Generous Comediennes & Satanic Panics

“In the face of this macho capitalism, Fey and Poehler were like merry Marxists”because laughs are made for sharing, and we're lucky that these two particular funny ladies are still feeling so generous.

The National Post's Afterword just launched a new feature, wherein authors write a little bit about a line of two from their books. I don't think that writers are necessarily the best people to explain their own work—if that were the case, no one would write novels, only explanations—but I'm really digging this idea from Andrew Kaufman: “I am aware that my characters aren’t real. But they’re not fictionalized versions of myself, my family or my friends, either. They are slices of myself, my problems and hang-ups transformed by fiction...”

This take on the ethics of writing confessional essays about parenting (in the wake of that nightmare of an unconsidered overshare, “I am Adam Lanza's Mother”) is totally solid: “The reader assumes that the parent will do what's best for her child.

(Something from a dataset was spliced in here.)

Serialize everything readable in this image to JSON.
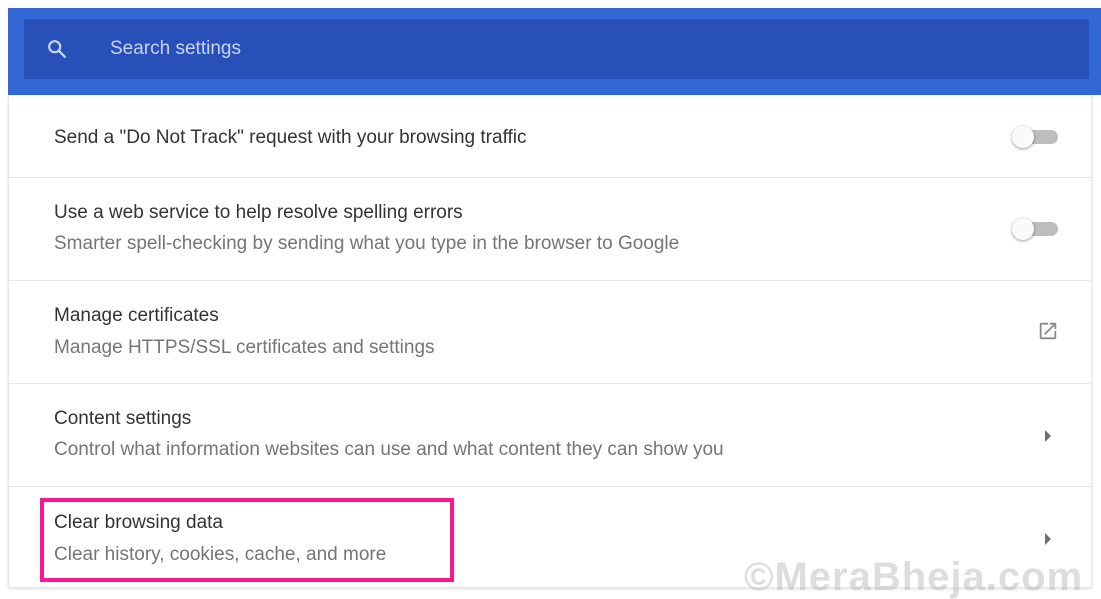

While the parent may set out to do this, using their own children in the service of a larger argument clouds their ability to self-censor.”

Of special interest: Jessa Crispin wrote up a handy reading list for those among you who are looking for a literary way to commemorate the twentieth anniversary of Satanic Panic.

Photo by Paul Drinkwater